We need more than just a better class of billionaire
When I hear Donald Trump go on and on (and on and on and on) about how only his magnificence can “Make America Great Again”, my thoughts invariably drift back to a scene in The Dark Knight where Heath Ledger’s Joker famously says (as he lights a giant pile of cash on fire):
Donald Trump isn’t all wrong when he complains about the nature of our federal government. He isn’t all wrong when he recalls how, because he made donations to politicians on both sides of the aisle, he could always get his phone calls returned — and frequently active government intervention on his behalf. He knows that’s how the system works.

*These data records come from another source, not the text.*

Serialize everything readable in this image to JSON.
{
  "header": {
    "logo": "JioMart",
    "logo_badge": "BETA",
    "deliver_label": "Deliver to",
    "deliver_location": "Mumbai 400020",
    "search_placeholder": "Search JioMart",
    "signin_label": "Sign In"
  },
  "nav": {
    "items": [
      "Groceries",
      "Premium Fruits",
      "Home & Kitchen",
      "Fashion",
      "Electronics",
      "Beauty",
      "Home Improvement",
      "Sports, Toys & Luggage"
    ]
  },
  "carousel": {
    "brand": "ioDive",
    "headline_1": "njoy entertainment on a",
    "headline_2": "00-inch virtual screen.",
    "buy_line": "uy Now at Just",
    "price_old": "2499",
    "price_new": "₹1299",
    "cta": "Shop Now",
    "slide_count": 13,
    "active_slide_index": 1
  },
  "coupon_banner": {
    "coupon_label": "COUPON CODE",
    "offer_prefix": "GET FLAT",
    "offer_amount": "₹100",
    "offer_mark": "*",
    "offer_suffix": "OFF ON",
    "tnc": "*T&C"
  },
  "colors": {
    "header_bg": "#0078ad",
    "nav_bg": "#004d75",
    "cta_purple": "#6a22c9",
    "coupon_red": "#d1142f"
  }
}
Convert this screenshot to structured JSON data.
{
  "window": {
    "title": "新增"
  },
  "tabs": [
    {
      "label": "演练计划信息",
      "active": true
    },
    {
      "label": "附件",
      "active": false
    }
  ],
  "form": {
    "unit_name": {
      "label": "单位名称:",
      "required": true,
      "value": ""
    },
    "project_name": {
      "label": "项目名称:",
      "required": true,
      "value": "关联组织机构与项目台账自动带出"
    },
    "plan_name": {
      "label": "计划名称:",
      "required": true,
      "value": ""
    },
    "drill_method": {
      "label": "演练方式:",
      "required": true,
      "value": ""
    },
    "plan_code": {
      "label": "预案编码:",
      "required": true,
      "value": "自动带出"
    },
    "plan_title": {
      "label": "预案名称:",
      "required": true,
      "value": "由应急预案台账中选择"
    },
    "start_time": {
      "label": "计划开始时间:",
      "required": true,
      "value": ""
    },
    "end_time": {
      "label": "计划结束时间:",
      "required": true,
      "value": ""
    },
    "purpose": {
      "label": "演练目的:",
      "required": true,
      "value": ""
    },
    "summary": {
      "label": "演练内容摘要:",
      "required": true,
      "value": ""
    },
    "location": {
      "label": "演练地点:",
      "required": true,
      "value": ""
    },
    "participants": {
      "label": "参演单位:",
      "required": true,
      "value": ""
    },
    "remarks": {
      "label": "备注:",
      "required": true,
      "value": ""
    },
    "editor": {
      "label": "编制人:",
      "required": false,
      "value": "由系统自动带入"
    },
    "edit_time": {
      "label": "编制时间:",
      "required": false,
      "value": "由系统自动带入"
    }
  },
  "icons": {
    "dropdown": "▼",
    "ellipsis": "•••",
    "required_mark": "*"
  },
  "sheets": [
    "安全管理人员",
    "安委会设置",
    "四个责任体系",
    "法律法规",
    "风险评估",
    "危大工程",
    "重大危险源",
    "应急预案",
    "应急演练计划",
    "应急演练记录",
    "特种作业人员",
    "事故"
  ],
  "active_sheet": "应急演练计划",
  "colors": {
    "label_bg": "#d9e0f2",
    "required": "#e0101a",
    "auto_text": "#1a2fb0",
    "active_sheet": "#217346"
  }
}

He isn’t all wrong when he correctly senses — much more than the elites in either political party — that the public has lost patience with a government that is too often out of touch and frequently out of hand.
The larger problem, though, is that Trump’s campaign has failed to connect that message with a coherent set of policies that will deliver lasting reform that would outlive a Trump presidency. (And that of course, ignores the other fundamental problems with his candidacy, like the overt racism and the unavoidable sexism and just the general fact that he comes off like an arrogant jerk.)
During the primaries, Trump mocked folks like Jeb Bush and Marco Rubio who went around raising money from wealthy Republicans like Sheldon Adelson.
Sheldon Adelson is looking to give big dollars to [Sen. Marco Rubio] because he feels he can mold him into his perfect little puppet.
The casino magnate Sheldon G. Adelson told Donald J. Trump in a private meeting last week that he was willing to contribute more to help elect him than he has to any previous campaign, a sum that could exceed $100 million, according to two Republicans with direct knowledge of Mr. Adelson’s commitment.
As significant, Mr. Adelson, a billionaire based in Las Vegas, has decided that he will significantly scale back his giving to congressional Republicans and direct most of his contributions to groups dedicated to Mr. Trump’s campaign
If elected, is Donald Trump going to do anything to take the system back from folks like Adelson? Of course he isn’t! Because doing so would also take away Trump’s own ability to game the system to his advantage. That’s why you don’t hear Donald Trump talking about campaign finance reform or term limits (Trump actively supported removing the two-term limit for mayors of New York City)or any sort of meaningful (or even non-meaningful) proposal to break the power of political insiders.
His formal issue positions — such as they are at this point — frequently just parrot standard GOP talking points on issues like taxes, guns, and health care.
And on his signature issue of illegal immigration, his policies are uniquely crafted to avoid impacts on American businesses. Nowhere in Trump’s immigration policies does he suggest that we should crack down on American businesses or private folks (many of whom likely live in Trump’s Manhattan buildings) that hire illegal immigrants and help to create the demand for workers that draws folks over the border in first place.
The Trump agenda, taken in its entirety, is in fact a massive slap in the face to the common folks that Trump claims to champion. His tax plan hands out massive tax cuts across the income spectrum — reducing federal tax revenue by over $900 billion per year. Offsetting tax cuts of that size would take spending cuts unheard of in American history — and cuts that would be practically impossible given Trump’s campaign promises not to touch entitlements or to “rebuild” our military.
No single man can change the rules of mathematics. No single man can fix America’s problems solely by applying his will. A cult of personality is not a strategy.
Fixing what’s wrong with America requires more than just a better class of billionaire. It requires a real agenda with real reforms backed by real people.
You may not like Donald Trump. You may not like Hillary Clinton. You may not like either of them, and that’s your right as an American.
But there are candidates out there — from your local city council and school board to state legislatures to Congress — who do deserve your support because they are trying to do the right thing for this country. Turn off the cable news and their obsession with the national horse race or the gaffe of the day. Seek these candidates out. Throw them a few bucks — you’d be amazed what even $5, $15, or $25 could do for a local candidate. Make some phone calls or drop some literature. Put a sign in your yard. And vote!
We can make America what we want it to be, not what they tell us it will become.